▶ _Entries from a dataset of interfaces_:

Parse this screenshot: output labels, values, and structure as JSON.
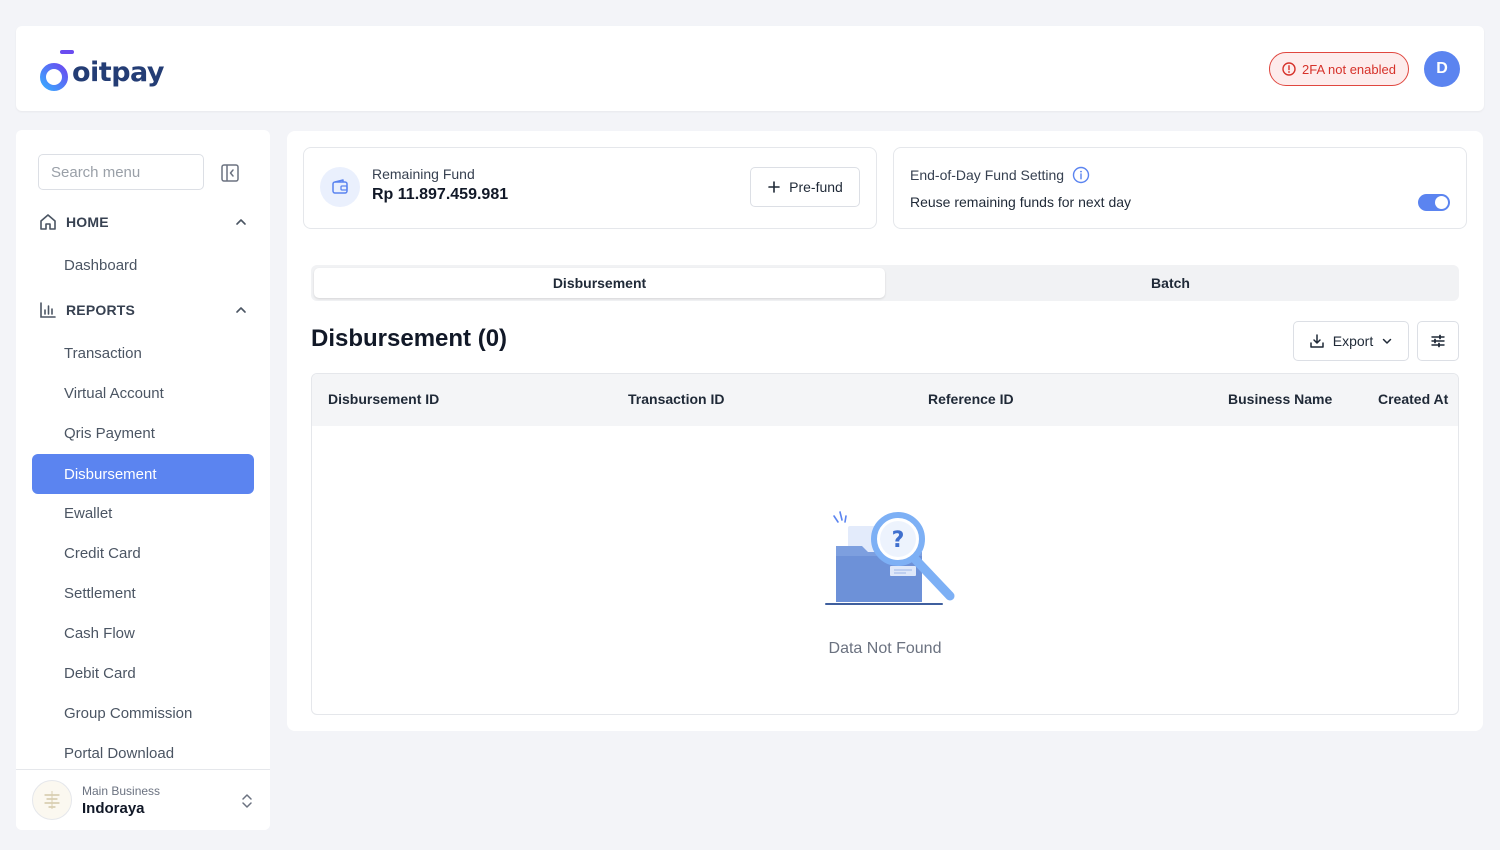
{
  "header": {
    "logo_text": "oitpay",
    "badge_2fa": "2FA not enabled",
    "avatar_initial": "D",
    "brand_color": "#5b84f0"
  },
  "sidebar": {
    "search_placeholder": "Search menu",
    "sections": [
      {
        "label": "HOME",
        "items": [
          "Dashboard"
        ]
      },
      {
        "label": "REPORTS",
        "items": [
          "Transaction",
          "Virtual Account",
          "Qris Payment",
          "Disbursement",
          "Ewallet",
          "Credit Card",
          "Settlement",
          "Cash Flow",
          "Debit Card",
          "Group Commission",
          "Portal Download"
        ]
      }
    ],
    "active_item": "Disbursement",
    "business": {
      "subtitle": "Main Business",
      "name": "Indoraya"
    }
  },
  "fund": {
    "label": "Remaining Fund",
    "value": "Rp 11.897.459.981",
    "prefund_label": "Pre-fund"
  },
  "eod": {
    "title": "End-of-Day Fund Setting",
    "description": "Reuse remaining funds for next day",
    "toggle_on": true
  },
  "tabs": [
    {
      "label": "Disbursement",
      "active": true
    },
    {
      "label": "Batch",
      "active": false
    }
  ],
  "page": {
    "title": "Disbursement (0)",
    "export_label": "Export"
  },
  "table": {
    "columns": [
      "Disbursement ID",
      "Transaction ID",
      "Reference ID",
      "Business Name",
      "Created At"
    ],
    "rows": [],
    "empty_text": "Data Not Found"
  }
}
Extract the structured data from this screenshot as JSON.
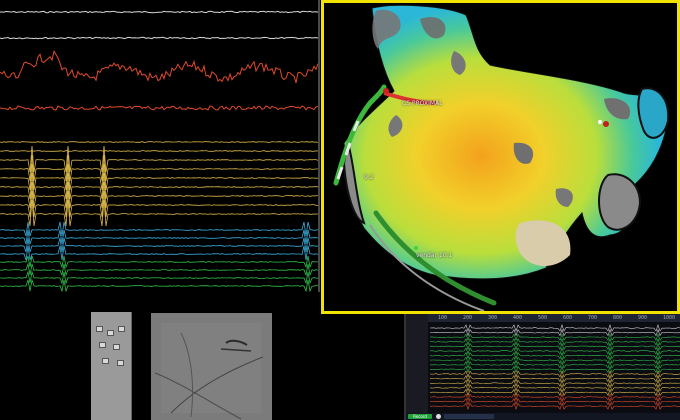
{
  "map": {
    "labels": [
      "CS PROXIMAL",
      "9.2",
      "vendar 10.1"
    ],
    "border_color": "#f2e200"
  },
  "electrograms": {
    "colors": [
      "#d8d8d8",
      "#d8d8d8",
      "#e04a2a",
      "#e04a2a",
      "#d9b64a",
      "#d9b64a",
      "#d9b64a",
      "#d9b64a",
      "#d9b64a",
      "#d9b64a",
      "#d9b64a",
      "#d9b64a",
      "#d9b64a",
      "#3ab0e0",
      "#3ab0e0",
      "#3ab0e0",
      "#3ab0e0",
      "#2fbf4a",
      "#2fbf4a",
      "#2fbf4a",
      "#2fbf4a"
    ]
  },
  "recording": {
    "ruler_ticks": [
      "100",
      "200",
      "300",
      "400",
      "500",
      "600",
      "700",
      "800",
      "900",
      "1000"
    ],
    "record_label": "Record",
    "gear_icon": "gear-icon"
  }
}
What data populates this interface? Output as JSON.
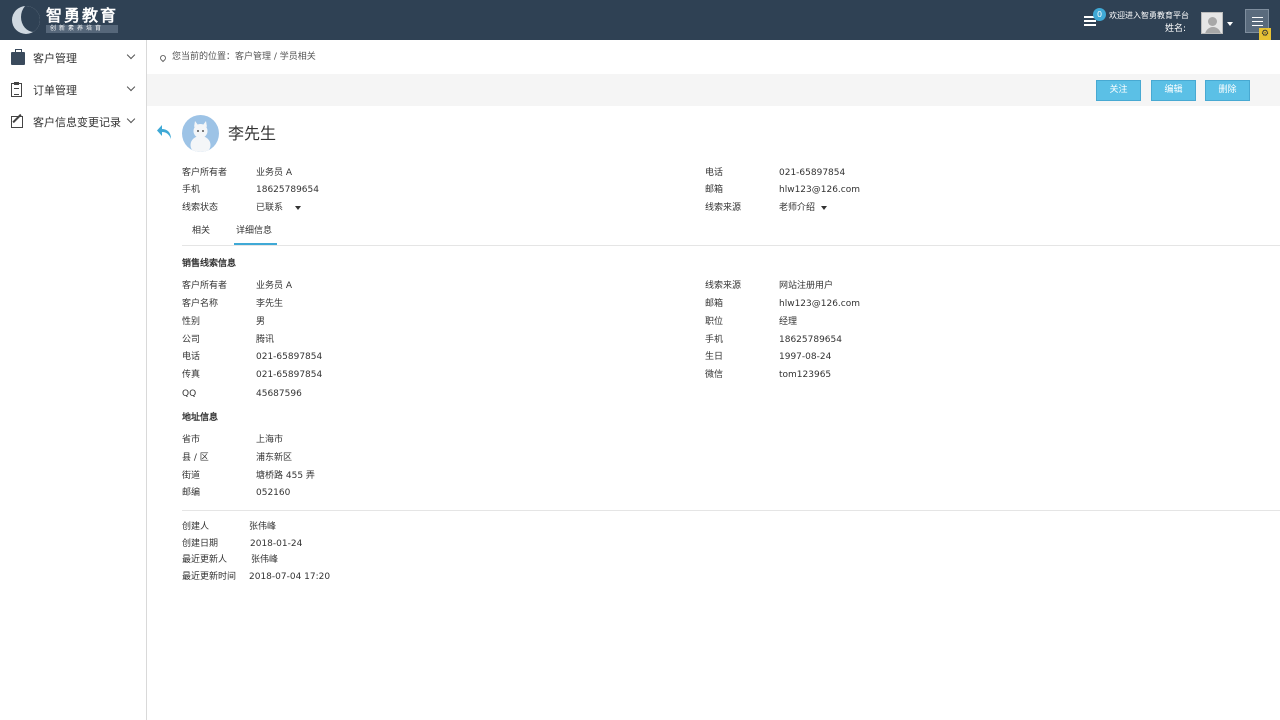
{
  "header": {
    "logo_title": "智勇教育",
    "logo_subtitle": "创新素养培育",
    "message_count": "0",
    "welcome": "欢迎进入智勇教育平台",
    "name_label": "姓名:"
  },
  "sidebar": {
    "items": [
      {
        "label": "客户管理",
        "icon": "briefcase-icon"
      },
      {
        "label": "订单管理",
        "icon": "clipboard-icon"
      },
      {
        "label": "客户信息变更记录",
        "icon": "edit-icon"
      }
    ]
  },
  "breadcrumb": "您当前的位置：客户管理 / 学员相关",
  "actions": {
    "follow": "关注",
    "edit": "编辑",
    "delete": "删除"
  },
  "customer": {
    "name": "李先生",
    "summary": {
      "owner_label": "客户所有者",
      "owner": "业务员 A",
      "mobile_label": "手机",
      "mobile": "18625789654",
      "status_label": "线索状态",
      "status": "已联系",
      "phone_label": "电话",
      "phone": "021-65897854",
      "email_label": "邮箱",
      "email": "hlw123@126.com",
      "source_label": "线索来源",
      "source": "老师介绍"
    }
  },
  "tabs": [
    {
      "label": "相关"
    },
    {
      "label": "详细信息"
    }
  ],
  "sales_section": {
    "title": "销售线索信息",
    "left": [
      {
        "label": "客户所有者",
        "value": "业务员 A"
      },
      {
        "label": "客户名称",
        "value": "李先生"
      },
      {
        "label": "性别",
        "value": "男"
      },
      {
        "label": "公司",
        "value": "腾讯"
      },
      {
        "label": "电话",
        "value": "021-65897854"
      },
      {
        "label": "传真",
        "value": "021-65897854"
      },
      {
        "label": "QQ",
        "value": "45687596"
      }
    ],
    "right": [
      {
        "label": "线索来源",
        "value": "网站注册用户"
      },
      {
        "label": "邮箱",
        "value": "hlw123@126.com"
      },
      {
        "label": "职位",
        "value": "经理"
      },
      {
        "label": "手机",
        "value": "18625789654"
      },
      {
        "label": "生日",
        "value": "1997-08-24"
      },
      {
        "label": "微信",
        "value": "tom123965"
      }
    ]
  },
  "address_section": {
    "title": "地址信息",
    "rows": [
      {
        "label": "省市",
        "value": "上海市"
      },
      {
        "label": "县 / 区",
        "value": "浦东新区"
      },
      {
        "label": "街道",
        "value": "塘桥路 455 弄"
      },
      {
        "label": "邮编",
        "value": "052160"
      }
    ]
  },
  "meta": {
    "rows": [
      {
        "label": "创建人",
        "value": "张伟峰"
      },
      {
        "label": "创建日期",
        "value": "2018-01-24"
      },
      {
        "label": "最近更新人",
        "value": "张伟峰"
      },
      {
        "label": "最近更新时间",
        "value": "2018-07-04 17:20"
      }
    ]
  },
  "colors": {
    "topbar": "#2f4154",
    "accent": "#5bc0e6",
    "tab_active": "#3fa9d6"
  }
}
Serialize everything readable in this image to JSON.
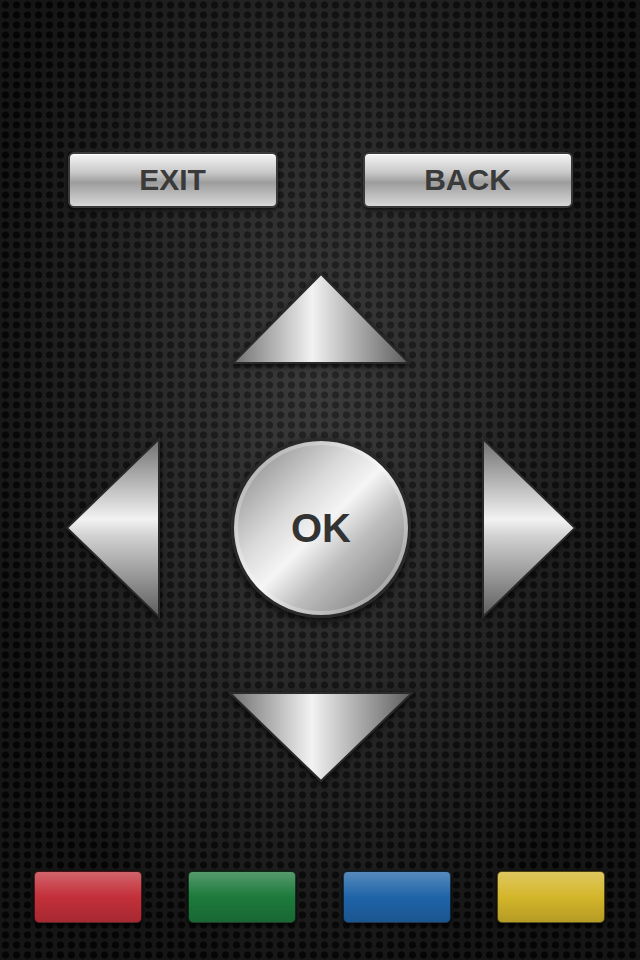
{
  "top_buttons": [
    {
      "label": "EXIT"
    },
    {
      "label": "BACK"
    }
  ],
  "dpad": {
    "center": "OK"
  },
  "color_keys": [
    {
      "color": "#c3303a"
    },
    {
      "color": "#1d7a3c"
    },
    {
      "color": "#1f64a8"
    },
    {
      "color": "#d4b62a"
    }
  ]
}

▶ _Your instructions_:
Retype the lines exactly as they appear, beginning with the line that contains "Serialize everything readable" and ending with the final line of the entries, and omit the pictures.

▶ _Answer section_:
Serialize everything readable in this image to JSON.
{
  "top_buttons": [
    {
      "label": "EXIT"
    },
    {
      "label": "BACK"
    }
  ],
  "dpad": {
    "center": "OK"
  },
  "color_keys": [
    {
      "color": "#c3303a"
    },
    {
      "color": "#1d7a3c"
    },
    {
      "color": "#1f64a8"
    },
    {
      "color": "#d4b62a"
    }
  ]
}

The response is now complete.